----- DATA FOR THE TASK -----

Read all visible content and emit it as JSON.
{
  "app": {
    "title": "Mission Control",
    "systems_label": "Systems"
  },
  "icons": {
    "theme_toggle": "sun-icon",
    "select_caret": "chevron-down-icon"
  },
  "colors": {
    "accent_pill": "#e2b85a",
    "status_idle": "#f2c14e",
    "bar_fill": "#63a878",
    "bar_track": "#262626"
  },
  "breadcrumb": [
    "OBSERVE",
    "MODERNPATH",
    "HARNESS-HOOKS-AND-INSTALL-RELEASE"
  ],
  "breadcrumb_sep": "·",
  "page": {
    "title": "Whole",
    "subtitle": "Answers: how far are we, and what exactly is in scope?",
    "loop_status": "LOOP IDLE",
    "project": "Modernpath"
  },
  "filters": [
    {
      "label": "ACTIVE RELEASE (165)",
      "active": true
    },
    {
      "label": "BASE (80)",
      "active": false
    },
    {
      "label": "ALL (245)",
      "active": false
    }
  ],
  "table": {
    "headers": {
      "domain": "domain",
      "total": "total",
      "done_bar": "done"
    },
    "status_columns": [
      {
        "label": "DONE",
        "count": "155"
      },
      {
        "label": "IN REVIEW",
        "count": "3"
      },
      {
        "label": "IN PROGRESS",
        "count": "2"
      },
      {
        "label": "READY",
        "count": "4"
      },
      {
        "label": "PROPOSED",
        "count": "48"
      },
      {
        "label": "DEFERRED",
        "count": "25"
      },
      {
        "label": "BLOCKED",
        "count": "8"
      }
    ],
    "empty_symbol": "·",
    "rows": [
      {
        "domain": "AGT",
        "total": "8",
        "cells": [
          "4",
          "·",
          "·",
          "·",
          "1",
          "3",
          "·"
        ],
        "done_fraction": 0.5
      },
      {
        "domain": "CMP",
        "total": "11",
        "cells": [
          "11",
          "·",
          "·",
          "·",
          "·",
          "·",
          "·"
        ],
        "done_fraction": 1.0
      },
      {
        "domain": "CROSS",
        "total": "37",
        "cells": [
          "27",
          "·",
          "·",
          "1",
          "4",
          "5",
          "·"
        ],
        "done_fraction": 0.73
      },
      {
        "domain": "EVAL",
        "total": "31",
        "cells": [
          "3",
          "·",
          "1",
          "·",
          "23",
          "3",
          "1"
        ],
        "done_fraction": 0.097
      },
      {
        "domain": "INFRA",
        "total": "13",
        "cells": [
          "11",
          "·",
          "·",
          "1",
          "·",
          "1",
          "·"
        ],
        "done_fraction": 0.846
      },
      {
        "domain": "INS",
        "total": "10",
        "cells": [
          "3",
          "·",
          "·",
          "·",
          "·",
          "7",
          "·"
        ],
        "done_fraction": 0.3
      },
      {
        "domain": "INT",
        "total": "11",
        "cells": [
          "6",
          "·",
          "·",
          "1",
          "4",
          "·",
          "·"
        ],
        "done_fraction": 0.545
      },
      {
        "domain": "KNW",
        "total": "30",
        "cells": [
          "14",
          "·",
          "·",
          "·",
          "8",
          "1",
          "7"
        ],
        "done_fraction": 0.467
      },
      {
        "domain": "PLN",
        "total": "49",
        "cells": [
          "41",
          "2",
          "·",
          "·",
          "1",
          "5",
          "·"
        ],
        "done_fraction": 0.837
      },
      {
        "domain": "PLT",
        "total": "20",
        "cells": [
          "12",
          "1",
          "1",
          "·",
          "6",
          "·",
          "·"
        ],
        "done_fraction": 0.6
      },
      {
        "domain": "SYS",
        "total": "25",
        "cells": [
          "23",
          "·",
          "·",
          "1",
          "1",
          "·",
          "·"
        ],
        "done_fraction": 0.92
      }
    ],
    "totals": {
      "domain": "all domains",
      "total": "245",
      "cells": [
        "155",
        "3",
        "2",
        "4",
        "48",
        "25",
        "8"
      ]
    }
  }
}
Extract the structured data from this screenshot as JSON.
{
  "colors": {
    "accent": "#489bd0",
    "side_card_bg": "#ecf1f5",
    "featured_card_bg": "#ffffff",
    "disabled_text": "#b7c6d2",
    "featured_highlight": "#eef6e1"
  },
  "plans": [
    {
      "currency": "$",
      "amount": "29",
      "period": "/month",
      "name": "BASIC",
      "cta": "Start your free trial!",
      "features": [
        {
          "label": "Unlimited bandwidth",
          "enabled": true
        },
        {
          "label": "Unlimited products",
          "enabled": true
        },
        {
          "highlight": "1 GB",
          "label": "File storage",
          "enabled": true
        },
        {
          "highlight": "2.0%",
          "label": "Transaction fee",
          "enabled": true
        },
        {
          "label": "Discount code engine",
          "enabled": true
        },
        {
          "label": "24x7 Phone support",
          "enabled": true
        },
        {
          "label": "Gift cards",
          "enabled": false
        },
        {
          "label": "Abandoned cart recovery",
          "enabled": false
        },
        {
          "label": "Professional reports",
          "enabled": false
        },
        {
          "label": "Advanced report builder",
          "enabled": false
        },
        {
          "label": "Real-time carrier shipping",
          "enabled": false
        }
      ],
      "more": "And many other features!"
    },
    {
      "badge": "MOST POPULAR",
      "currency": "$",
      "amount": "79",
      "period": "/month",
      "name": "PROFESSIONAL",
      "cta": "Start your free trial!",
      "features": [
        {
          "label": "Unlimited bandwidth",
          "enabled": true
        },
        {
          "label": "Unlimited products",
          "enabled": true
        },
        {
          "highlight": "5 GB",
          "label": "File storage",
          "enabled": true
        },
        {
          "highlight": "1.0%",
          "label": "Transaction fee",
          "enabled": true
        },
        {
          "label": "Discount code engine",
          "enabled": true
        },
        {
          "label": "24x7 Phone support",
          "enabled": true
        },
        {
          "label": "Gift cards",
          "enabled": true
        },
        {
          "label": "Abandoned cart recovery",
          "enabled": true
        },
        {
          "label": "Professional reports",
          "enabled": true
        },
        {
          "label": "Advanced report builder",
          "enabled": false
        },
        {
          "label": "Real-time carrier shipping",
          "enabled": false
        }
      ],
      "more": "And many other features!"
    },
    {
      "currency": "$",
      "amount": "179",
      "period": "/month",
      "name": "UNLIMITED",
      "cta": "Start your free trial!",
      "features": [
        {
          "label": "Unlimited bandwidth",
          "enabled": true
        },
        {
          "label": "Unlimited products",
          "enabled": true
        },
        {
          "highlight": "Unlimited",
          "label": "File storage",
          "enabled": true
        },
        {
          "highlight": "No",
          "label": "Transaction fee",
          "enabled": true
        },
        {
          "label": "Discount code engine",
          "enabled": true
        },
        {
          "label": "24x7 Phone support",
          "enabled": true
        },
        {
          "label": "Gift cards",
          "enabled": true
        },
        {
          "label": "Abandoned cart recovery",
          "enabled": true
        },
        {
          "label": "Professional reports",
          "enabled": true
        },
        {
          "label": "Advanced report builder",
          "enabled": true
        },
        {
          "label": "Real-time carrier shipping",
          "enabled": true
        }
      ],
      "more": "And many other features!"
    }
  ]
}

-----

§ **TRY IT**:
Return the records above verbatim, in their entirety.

§ **TASK ANSWER**:
Read all visible content and emit it as JSON.
{
  "app": {
    "title": "Mission Control",
    "systems_label": "Systems"
  },
  "icons": {
    "theme_toggle": "sun-icon",
    "select_caret": "chevron-down-icon"
  },
  "colors": {
    "accent_pill": "#e2b85a",
    "status_idle": "#f2c14e",
    "bar_fill": "#63a878",
    "bar_track": "#262626"
  },
  "breadcrumb": [
    "OBSERVE",
    "MODERNPATH",
    "HARNESS-HOOKS-AND-INSTALL-RELEASE"
  ],
  "breadcrumb_sep": "·",
  "page": {
    "title": "Whole",
    "subtitle": "Answers: how far are we, and what exactly is in scope?",
    "loop_status": "LOOP IDLE",
    "project": "Modernpath"
  },
  "filters": [
    {
      "label": "ACTIVE RELEASE (165)",
      "active": true
    },
    {
      "label": "BASE (80)",
      "active": false
    },
    {
      "label": "ALL (245)",
      "active": false
    }
  ],
  "table": {
    "headers": {
      "domain": "domain",
      "total": "total",
      "done_bar": "done"
    },
    "status_columns": [
      {
        "label": "DONE",
        "count": "155"
      },
      {
        "label": "IN REVIEW",
        "count": "3"
      },
      {
        "label": "IN PROGRESS",
        "count": "2"
      },
      {
        "label": "READY",
        "count": "4"
      },
      {
        "label": "PROPOSED",
        "count": "48"
      },
      {
        "label": "DEFERRED",
        "count": "25"
      },
      {
        "label": "BLOCKED",
        "count": "8"
      }
    ],
    "empty_symbol": "·",
    "rows": [
      {
        "domain": "AGT",
        "total": "8",
        "cells": [
          "4",
          "·",
          "·",
          "·",
          "1",
          "3",
          "·"
        ],
        "done_fraction": 0.5
      },
      {
        "domain": "CMP",
        "total": "11",
        "cells": [
          "11",
          "·",
          "·",
          "·",
          "·",
          "·",
          "·"
        ],
        "done_fraction": 1.0
      },
      {
        "domain": "CROSS",
        "total": "37",
        "cells": [
          "27",
          "·",
          "·",
          "1",
          "4",
          "5",
          "·"
        ],
        "done_fraction": 0.73
      },
      {
        "domain": "EVAL",
        "total": "31",
        "cells": [
          "3",
          "·",
          "1",
          "·",
          "23",
          "3",
          "1"
        ],
        "done_fraction": 0.097
      },
      {
        "domain": "INFRA",
        "total": "13",
        "cells": [
          "11",
          "·",
          "·",
          "1",
          "·",
          "1",
          "·"
        ],
        "done_fraction": 0.846
      },
      {
        "domain": "INS",
        "total": "10",
        "cells": [
          "3",
          "·",
          "·",
          "·",
          "·",
          "7",
          "·"
        ],
        "done_fraction": 0.3
      },
      {
        "domain": "INT",
        "total": "11",
        "cells": [
          "6",
          "·",
          "·",
          "1",
          "4",
          "·",
          "·"
        ],
        "done_fraction": 0.545
      },
      {
        "domain": "KNW",
        "total": "30",
        "cells": [
          "14",
          "·",
          "·",
          "·",
          "8",
          "1",
          "7"
        ],
        "done_fraction": 0.467
      },
      {
        "domain": "PLN",
        "total": "49",
        "cells": [
          "41",
          "2",
          "·",
          "·",
          "1",
          "5",
          "·"
        ],
        "done_fraction": 0.837
      },
      {
        "domain": "PLT",
        "total": "20",
        "cells": [
          "12",
          "1",
          "1",
          "·",
          "6",
          "·",
          "·"
        ],
        "done_fraction": 0.6
      },
      {
        "domain": "SYS",
        "total": "25",
        "cells": [
          "23",
          "·",
          "·",
          "1",
          "1",
          "·",
          "·"
        ],
        "done_fraction": 0.92
      }
    ],
    "totals": {
      "domain": "all domains",
      "total": "245",
      "cells": [
        "155",
        "3",
        "2",
        "4",
        "48",
        "25",
        "8"
      ]
    }
  }
}
Extract the structured data from this screenshot as JSON.
{
  "colors": {
    "accent": "#489bd0",
    "side_card_bg": "#ecf1f5",
    "featured_card_bg": "#ffffff",
    "disabled_text": "#b7c6d2",
    "featured_highlight": "#eef6e1"
  },
  "plans": [
    {
      "currency": "$",
      "amount": "29",
      "period": "/month",
      "name": "BASIC",
      "cta": "Start your free trial!",
      "features": [
        {
          "label": "Unlimited bandwidth",
          "enabled": true
        },
        {
          "label": "Unlimited products",
          "enabled": true
        },
        {
          "highlight": "1 GB",
          "label": "File storage",
          "enabled": true
        },
        {
          "highlight": "2.0%",
          "label": "Transaction fee",
          "enabled": true
        },
        {
          "label": "Discount code engine",
          "enabled": true
        },
        {
          "label": "24x7 Phone support",
          "enabled": true
        },
        {
          "label": "Gift cards",
          "enabled": false
        },
        {
          "label": "Abandoned cart recovery",
          "enabled": false
        },
        {
          "label": "Professional reports",
          "enabled": false
        },
        {
          "label": "Advanced report builder",
          "enabled": false
        },
        {
          "label": "Real-time carrier shipping",
          "enabled": false
        }
      ],
      "more": "And many other features!"
    },
    {
      "badge": "MOST POPULAR",
      "currency": "$",
      "amount": "79",
      "period": "/month",
      "name": "PROFESSIONAL",
      "cta": "Start your free trial!",
      "features": [
        {
          "label": "Unlimited bandwidth",
          "enabled": true
        },
        {
          "label": "Unlimited products",
          "enabled": true
        },
        {
          "highlight": "5 GB",
          "label": "File storage",
          "enabled": true
        },
        {
          "highlight": "1.0%",
          "label": "Transaction fee",
          "enabled": true
        },
        {
          "label": "Discount code engine",
          "enabled": true
        },
        {
          "label": "24x7 Phone support",
          "enabled": true
        },
        {
          "label": "Gift cards",
          "enabled": true
        },
        {
          "label": "Abandoned cart recovery",
          "enabled": true
        },
        {
          "label": "Professional reports",
          "enabled": true
        },
        {
          "label": "Advanced report builder",
          "enabled": false
        },
        {
          "label": "Real-time carrier shipping",
          "enabled": false
        }
      ],
      "more": "And many other features!"
    },
    {
      "currency": "$",
      "amount": "179",
      "period": "/month",
      "name": "UNLIMITED",
      "cta": "Start your free trial!",
      "features": [
        {
          "label": "Unlimited bandwidth",
          "enabled": true
        },
        {
          "label": "Unlimited products",
          "enabled": true
        },
        {
          "highlight": "Unlimited",
          "label": "File storage",
          "enabled": true
        },
        {
          "highlight": "No",
          "label": "Transaction fee",
          "enabled": true
        },
        {
          "label": "Discount code engine",
          "enabled": true
        },
        {
          "label": "24x7 Phone support",
          "enabled": true
        },
        {
          "label": "Gift cards",
          "enabled": true
        },
        {
          "label": "Abandoned cart recovery",
          "enabled": true
        },
        {
          "label": "Professional reports",
          "enabled": true
        },
        {
          "label": "Advanced report builder",
          "enabled": true
        },
        {
          "label": "Real-time carrier shipping",
          "enabled": true
        }
      ],
      "more": "And many other features!"
    }
  ]
}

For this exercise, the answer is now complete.